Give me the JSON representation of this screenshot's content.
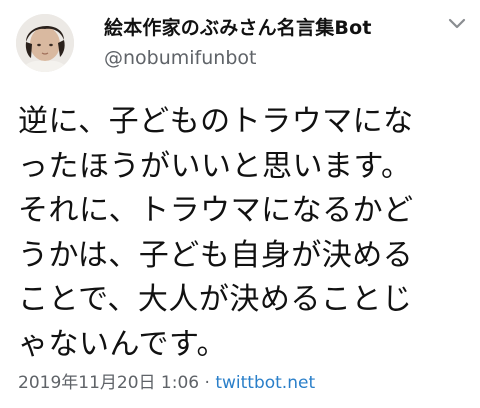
{
  "tweet": {
    "author_name": "絵本作家のぶみさん名言集Bot",
    "author_handle": "@nobumifunbot",
    "body_lines": [
      "逆に、子どものトラウマにな",
      "ったほうがいいと思います。",
      "それに、トラウマになるかど",
      "うかは、子ども自身が決める",
      "ことで、大人が決めることじ",
      "ゃないんです。"
    ],
    "timestamp": "2019年11月20日 1:06",
    "separator": " · ",
    "source": "twittbot.net"
  },
  "icons": {
    "avatar": "profile-photo",
    "menu": "chevron-down-icon"
  },
  "colors": {
    "text": "#111111",
    "secondary": "#5f6368",
    "link": "#2a7fc9",
    "background": "#ffffff"
  }
}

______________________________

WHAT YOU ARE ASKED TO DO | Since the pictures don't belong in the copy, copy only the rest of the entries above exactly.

ANSWER SPACE |
Give me the JSON representation of this screenshot's content.
{
  "tweet": {
    "author_name": "絵本作家のぶみさん名言集Bot",
    "author_handle": "@nobumifunbot",
    "body_lines": [
      "逆に、子どものトラウマにな",
      "ったほうがいいと思います。",
      "それに、トラウマになるかど",
      "うかは、子ども自身が決める",
      "ことで、大人が決めることじ",
      "ゃないんです。"
    ],
    "timestamp": "2019年11月20日 1:06",
    "separator": " · ",
    "source": "twittbot.net"
  },
  "icons": {
    "avatar": "profile-photo",
    "menu": "chevron-down-icon"
  },
  "colors": {
    "text": "#111111",
    "secondary": "#5f6368",
    "link": "#2a7fc9",
    "background": "#ffffff"
  }
}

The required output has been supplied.